Records.
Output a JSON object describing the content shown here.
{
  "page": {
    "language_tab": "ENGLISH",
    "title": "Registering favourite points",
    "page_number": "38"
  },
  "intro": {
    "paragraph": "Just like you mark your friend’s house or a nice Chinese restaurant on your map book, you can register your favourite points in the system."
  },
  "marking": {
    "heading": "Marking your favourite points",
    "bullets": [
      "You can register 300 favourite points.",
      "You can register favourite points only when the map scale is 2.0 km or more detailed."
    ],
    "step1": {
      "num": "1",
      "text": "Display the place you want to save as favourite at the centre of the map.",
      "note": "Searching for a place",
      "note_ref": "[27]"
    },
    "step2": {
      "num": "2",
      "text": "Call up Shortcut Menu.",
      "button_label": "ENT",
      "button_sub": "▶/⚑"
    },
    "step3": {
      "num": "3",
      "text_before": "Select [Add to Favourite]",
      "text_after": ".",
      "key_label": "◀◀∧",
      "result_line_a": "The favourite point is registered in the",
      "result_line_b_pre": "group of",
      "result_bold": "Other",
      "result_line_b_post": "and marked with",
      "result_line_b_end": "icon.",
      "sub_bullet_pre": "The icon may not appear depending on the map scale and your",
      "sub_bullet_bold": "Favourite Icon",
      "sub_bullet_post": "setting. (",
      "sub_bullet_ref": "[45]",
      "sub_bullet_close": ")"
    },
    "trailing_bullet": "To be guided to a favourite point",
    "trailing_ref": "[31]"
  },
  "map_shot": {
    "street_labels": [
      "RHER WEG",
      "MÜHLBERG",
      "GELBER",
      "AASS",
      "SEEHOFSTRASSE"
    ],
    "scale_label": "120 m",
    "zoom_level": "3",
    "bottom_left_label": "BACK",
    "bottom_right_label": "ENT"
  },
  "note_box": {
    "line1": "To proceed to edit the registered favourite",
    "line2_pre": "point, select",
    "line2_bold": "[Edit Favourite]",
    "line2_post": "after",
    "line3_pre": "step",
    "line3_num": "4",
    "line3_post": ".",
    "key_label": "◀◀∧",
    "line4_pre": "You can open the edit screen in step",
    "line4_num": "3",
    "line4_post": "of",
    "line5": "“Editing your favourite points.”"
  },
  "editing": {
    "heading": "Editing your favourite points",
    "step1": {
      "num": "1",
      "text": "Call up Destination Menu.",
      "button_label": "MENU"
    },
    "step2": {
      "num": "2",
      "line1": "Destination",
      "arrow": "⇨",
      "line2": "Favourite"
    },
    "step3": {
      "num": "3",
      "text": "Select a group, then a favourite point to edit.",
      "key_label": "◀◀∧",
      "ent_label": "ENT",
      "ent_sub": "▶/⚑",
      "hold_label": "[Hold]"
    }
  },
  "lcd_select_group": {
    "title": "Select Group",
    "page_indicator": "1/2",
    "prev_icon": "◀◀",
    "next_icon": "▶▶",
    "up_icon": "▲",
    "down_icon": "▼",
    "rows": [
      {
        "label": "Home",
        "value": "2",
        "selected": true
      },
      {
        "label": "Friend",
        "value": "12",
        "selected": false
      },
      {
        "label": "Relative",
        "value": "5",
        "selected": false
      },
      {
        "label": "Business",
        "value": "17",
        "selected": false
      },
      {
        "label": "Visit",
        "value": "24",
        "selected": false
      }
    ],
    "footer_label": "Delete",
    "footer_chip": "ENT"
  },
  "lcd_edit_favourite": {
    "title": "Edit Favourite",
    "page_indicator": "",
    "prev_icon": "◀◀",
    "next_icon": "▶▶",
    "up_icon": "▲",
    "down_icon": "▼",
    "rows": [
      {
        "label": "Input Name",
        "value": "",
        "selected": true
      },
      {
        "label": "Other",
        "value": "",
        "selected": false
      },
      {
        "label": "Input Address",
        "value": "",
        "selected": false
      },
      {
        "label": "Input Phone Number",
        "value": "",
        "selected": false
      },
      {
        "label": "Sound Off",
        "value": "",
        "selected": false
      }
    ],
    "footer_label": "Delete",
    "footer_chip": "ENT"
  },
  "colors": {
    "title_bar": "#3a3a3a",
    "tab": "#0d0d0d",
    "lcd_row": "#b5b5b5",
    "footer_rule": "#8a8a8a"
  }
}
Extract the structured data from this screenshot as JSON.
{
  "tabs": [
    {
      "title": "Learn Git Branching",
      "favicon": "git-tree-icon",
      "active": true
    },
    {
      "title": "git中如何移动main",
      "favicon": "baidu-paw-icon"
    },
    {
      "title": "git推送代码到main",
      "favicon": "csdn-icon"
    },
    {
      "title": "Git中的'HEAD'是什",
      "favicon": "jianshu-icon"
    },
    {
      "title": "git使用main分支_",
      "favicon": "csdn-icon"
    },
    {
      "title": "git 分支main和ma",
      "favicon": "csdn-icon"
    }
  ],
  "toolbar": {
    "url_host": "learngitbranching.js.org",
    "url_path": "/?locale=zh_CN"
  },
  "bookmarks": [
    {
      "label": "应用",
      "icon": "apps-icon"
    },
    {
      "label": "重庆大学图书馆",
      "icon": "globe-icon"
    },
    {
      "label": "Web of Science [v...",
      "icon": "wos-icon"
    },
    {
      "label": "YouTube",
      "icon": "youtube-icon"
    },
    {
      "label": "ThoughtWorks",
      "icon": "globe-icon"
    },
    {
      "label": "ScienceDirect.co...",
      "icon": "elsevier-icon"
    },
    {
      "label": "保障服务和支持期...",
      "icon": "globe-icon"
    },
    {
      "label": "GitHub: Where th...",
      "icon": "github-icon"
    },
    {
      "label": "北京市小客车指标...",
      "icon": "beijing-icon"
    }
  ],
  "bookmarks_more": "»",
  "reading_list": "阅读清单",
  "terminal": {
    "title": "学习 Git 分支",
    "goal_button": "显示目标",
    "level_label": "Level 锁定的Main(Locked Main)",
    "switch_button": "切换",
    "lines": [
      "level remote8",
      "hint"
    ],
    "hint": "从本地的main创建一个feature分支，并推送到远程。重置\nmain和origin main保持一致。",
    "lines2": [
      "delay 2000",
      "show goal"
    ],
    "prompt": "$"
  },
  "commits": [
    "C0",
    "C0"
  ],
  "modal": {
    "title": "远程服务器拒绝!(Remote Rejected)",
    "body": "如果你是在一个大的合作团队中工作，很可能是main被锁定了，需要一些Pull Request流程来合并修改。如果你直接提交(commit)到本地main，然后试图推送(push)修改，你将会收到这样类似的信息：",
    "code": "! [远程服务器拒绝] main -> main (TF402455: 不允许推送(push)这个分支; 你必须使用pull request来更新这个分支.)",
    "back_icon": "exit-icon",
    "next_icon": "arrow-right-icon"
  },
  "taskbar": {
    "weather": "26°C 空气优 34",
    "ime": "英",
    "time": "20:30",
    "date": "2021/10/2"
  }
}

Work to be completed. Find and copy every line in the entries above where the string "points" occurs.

Written solution.
    "title": "Registering favourite points",
    "paragraph": "Just like you mark your friend’s house or a nice Chinese restaurant on your map book, you can register your favourite points in the system."
    "heading": "Marking your favourite points",
      "You can register 300 favourite points.",
      "You can register favourite points only when the map scale is 2.0 km or more detailed."
    "line5": "“Editing your favourite points.”"
    "heading": "Editing your favourite points",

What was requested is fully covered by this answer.